To view this page ensure that Adobe Flash Player version
11.1.0 or greater is installed.
programmes not so good?
Flash-bulbs and disco lights are the most frequent
by Robin Palmer
E ver since the
hundreds of Japanese
children were struck with epileptic
fits provoked by a series bright red
flashes in a TV cartoon programme
broadcasters have become only too
aware of PSE.
Photo-Sensitive Epilepsy is a rare
condition affecting perhaps only 1 in
4,000 people where flashing lights
or images can cause a fit or seizure.
Much of the medical research on this
was done in the 1990s by Professor
Graham Harding and his name has
become colloquially associated with
this problem and (Harding) testing for it.
For the last 8 years or so, Ofcom
in its rules for British broadcasters,
has effectively mandated that all
programmes are checked as far as
possible for PSE triggers in the visual
content prior to transmission. Many
broadcasters also have their own
‘house rules’ on this subject. The odd
thing is that this stringency is peculiar to
the UK and Japan. The same PSE test
specifications are given as guidance
for Europe in ITU-R BT.1702. But this
is only a recommendation and, as
such, is ignored in Germany, France
and all the other partner states. In the
cinema, theatre or disco club there
are no such rules. In the USA, with
more lawyers than any other single
profession, broadcasters don’t need to
pre-test what is shown on public TV.
The FCC appears to have shown no
interest in this subject, unlike the CALM
mandated loudness issue.
Checking for PSE problems in video
content has to be an automated
process as the many dimensional
parameters are impossible to measure
by any manual means.

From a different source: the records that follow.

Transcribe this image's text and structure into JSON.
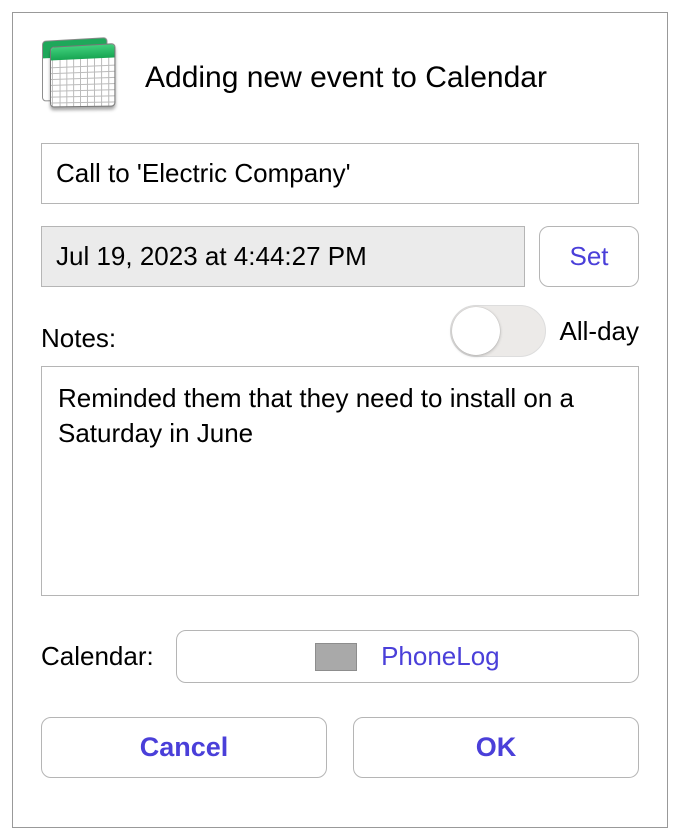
{
  "header": {
    "title": "Adding new event to Calendar"
  },
  "event": {
    "title_value": "Call to 'Electric Company'",
    "datetime_display": "Jul 19, 2023 at 4:44:27 PM",
    "notes_value": "Reminded them that they need to install on a Saturday in June",
    "all_day": false
  },
  "labels": {
    "set": "Set",
    "all_day": "All-day",
    "notes": "Notes:",
    "calendar": "Calendar:"
  },
  "calendar": {
    "selected_name": "PhoneLog",
    "swatch_color": "#a9a9a9"
  },
  "buttons": {
    "cancel": "Cancel",
    "ok": "OK"
  },
  "colors": {
    "accent": "#4a3fd9"
  }
}
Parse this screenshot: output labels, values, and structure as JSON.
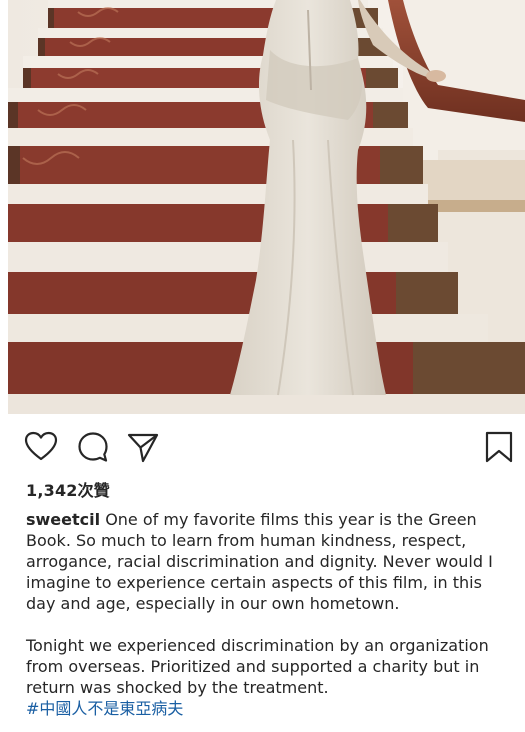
{
  "post": {
    "likes_text": "1,342次贊",
    "username": "sweetcil",
    "caption_para1": " One of my favorite films this year is the Green Book. So much to learn from human kindness, respect, arrogance, racial discrimination and dignity. Never would I imagine to experience certain aspects of this film, in this day and age, especially in our own hometown.",
    "caption_para2": "Tonight we experienced discrimination by an organization from overseas. Prioritized and supported a charity but in return was shocked by the treatment.",
    "hashtag": "#中國人不是東亞病夫"
  },
  "icons": {
    "like": "heart-icon",
    "comment": "comment-icon",
    "share": "paper-plane-icon",
    "save": "bookmark-icon"
  },
  "colors": {
    "hashtag": "#1a5fa3",
    "text": "#262626",
    "carpet": "#8b3a2e",
    "stair_marble": "#f1ebe3"
  }
}
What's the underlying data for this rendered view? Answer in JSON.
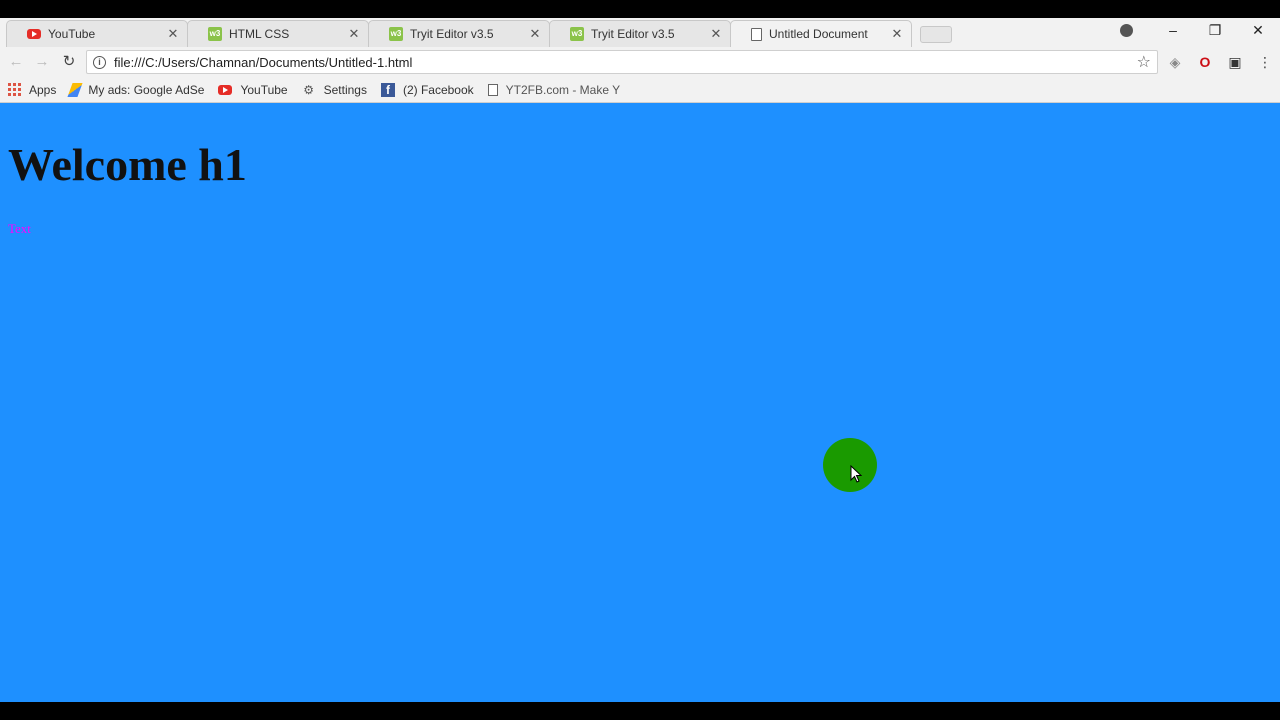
{
  "tabs": [
    {
      "title": "YouTube",
      "icon": "youtube-icon"
    },
    {
      "title": "HTML CSS",
      "icon": "w3schools-icon"
    },
    {
      "title": "Tryit Editor v3.5",
      "icon": "w3schools-icon"
    },
    {
      "title": "Tryit Editor v3.5",
      "icon": "w3schools-icon"
    },
    {
      "title": "Untitled Document",
      "icon": "document-icon",
      "active": true
    }
  ],
  "toolbar": {
    "url": "file:///C:/Users/Chamnan/Documents/Untitled-1.html"
  },
  "bookmarks": [
    {
      "label": "Apps",
      "icon": "apps-grid-icon"
    },
    {
      "label": "My ads: Google AdSe",
      "icon": "adsense-icon"
    },
    {
      "label": "YouTube",
      "icon": "youtube-icon"
    },
    {
      "label": "Settings",
      "icon": "gear-icon"
    },
    {
      "label": "(2) Facebook",
      "icon": "facebook-icon"
    },
    {
      "label": "YT2FB.com - Make Y",
      "icon": "document-icon"
    }
  ],
  "page": {
    "heading": "Welcome h1",
    "paragraph": "Text",
    "background_color": "#1e90ff",
    "paragraph_color": "#ff00ff"
  },
  "colors": {
    "cursor_highlight": "#1a9a00"
  }
}
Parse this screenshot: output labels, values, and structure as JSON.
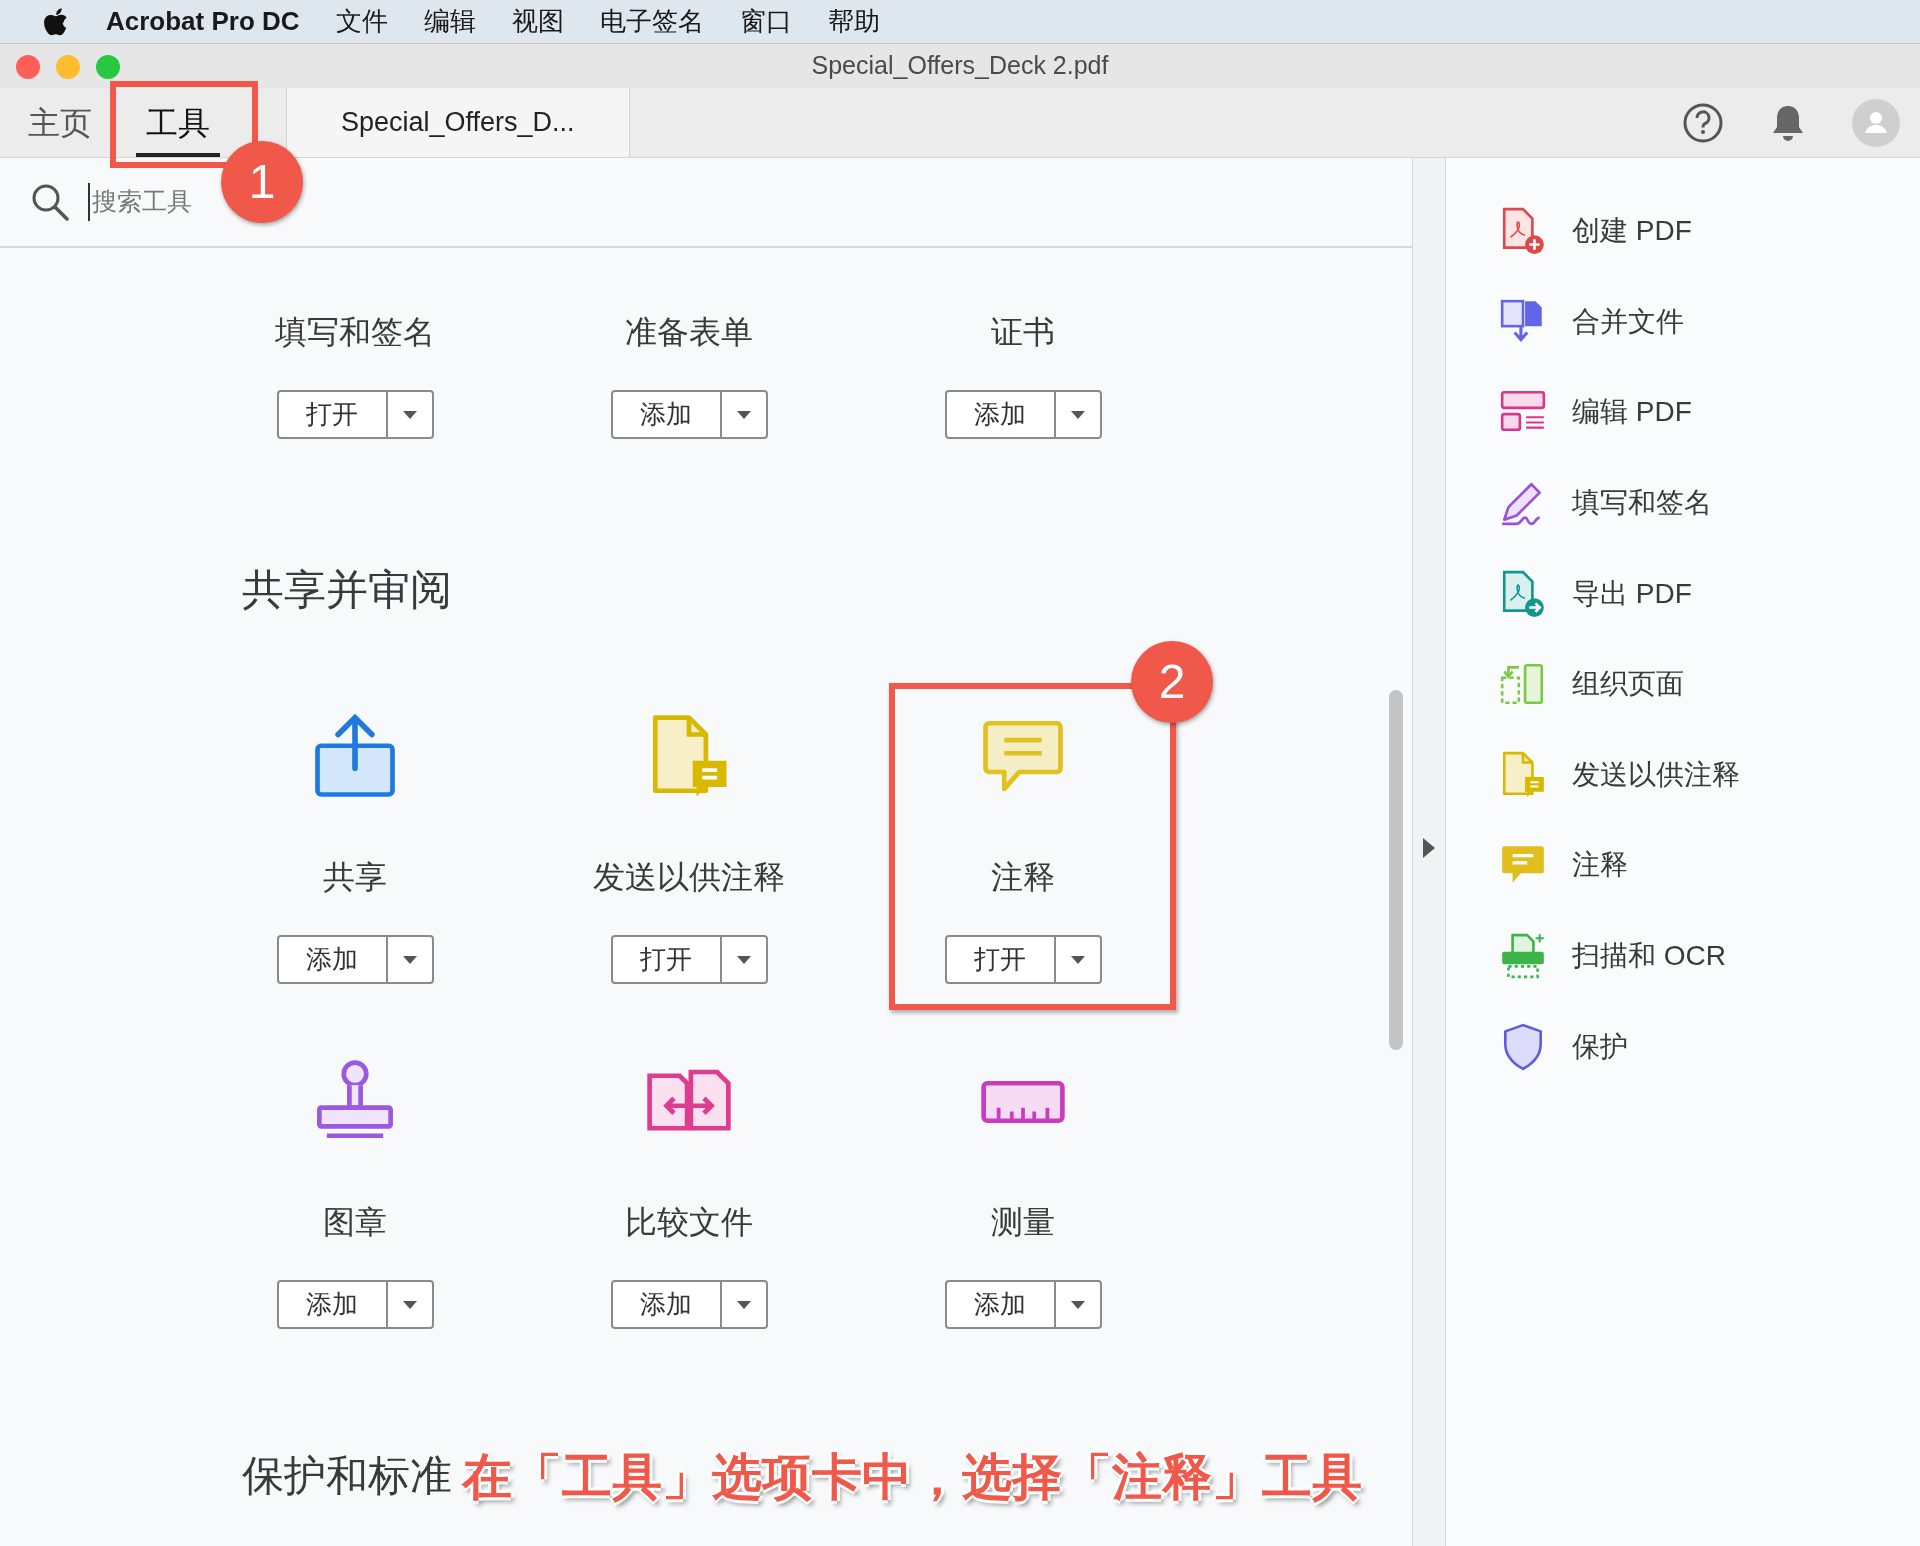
{
  "menu_bar": {
    "app": "Acrobat Pro DC",
    "items": [
      "文件",
      "编辑",
      "视图",
      "电子签名",
      "窗口",
      "帮助"
    ]
  },
  "window": {
    "title": "Special_Offers_Deck 2.pdf"
  },
  "tabs": [
    {
      "label": "主页",
      "selected": false
    },
    {
      "label": "工具",
      "selected": true
    },
    {
      "label": "Special_Offers_D...",
      "selected": false
    }
  ],
  "search": {
    "placeholder": "搜索工具"
  },
  "sections": [
    {
      "tools": [
        {
          "name": "填写和签名",
          "action": "打开"
        },
        {
          "name": "准备表单",
          "action": "添加"
        },
        {
          "name": "证书",
          "action": "添加"
        }
      ]
    },
    {
      "heading": "共享并审阅",
      "tools": [
        {
          "name": "共享",
          "action": "添加",
          "kind": "share"
        },
        {
          "name": "发送以供注释",
          "action": "打开",
          "kind": "send-comment"
        },
        {
          "name": "注释",
          "action": "打开",
          "kind": "comment"
        },
        {
          "name": "图章",
          "action": "添加",
          "kind": "stamp"
        },
        {
          "name": "比较文件",
          "action": "添加",
          "kind": "compare"
        },
        {
          "name": "测量",
          "action": "添加",
          "kind": "measure"
        }
      ]
    },
    {
      "heading": "保护和标准"
    }
  ],
  "sidebar": {
    "items": [
      {
        "label": "创建 PDF",
        "kind": "create-pdf"
      },
      {
        "label": "合并文件",
        "kind": "combine"
      },
      {
        "label": "编辑 PDF",
        "kind": "edit-pdf"
      },
      {
        "label": "填写和签名",
        "kind": "fill-sign"
      },
      {
        "label": "导出 PDF",
        "kind": "export-pdf"
      },
      {
        "label": "组织页面",
        "kind": "organize"
      },
      {
        "label": "发送以供注释",
        "kind": "send-comment"
      },
      {
        "label": "注释",
        "kind": "comment"
      },
      {
        "label": "扫描和 OCR",
        "kind": "scan"
      },
      {
        "label": "保护",
        "kind": "protect"
      }
    ]
  },
  "annotations": [
    {
      "number": "1",
      "kind": "tab"
    },
    {
      "number": "2",
      "kind": "tool"
    }
  ],
  "caption": "在「工具」选项卡中，选择「注释」工具"
}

The stated
requirements are to check for 3
categories of possible stimulation:
luminance-only flashes, red flashes and
spatial patterns. These specifications
are poorly drafted in the Ofcom rules
and BT.1702 gives cause for some
practical concerns for repeatability and
effectiveness. The luminance flash is measured
in screen area percentage, rate of
flash and change in brightness level.
Basically more than three flashes in
one second over 25% of the screen
area with a prescribed brightness
difference change is a fail. The first two
parameters are unambiguous but the
brightness is based on a voltage to
brightness gamma curve for a cathode
ray tube. We all know CRTs are a dead
technology and modern television
receivers have digits going all the way
to the LCD/plasma/OLED panel driver
with an image processor en route.
Also screen sizes and brightness are
growing by the year, making the original
assumptions in BT.1702 obsolete.
The Red flash specification is very
similar to luminance except we are told
to test for “red” instead of brightness.
No levels, hue angle limits or saturation
are given as test limits to define
provocative coloured flashes.
Spatial patterns are a third category of
image and not actually flashing. Any
static regular high contrast pattern or
design of sufficient area and so many
stripes could score positive on this.
For park railings, large plain captions
or like designs. the feted 2012 London
Olympics logo can give a false positive
fail. The logarithmic nature of the
brightness curve defined in the
given PSE recommendations makes
the testing process very sensitive
to any transcoding or conversion
of the programme content. This is
one reason’s for the widely reported
unreliability of PSE test results from
instance to instance, location or
At the moment the whole UK industry
is hampered by the imposition set of
‘rules’ on PSE not applicable anywhere
else except Japan. These make it
imperative that PSE testing is done.
This is not any guarantee that such a
passed programme or item could not
cause a seizure, just that due diligence
was done to try and protect the
vulnerable. It is time the specifications
were brought up-to-date by Ofcom
with the same detail given for loudness
testing when all the parameters are
properly specified for the digital era.
With this, there would be consistency
and repeatability across programmes,
equipment, operators and different
locations. Seizures caused by TV provocation
are so very rare the 1 person in 4,000
minority who is susceptible should be
advised to only watch small screen
television sets in brightly lit rooms with
the contrast and brightness controls set
low. Perhaps the time is right for some
de-regulation and the Ofcom rules
should really be reduced in application
to ‘guidance’ only as in the ITU-R
BT.1702 version of the very same thing.
Meanwhile broadcasters, programme
makers, editors and will all have just to
Robin Palmer is Managing Director of
Cel-Soft and is usefully involved with
solutions for 3D & TV quality control
and measurement technology.
30 | TV-BAY MAGAZINE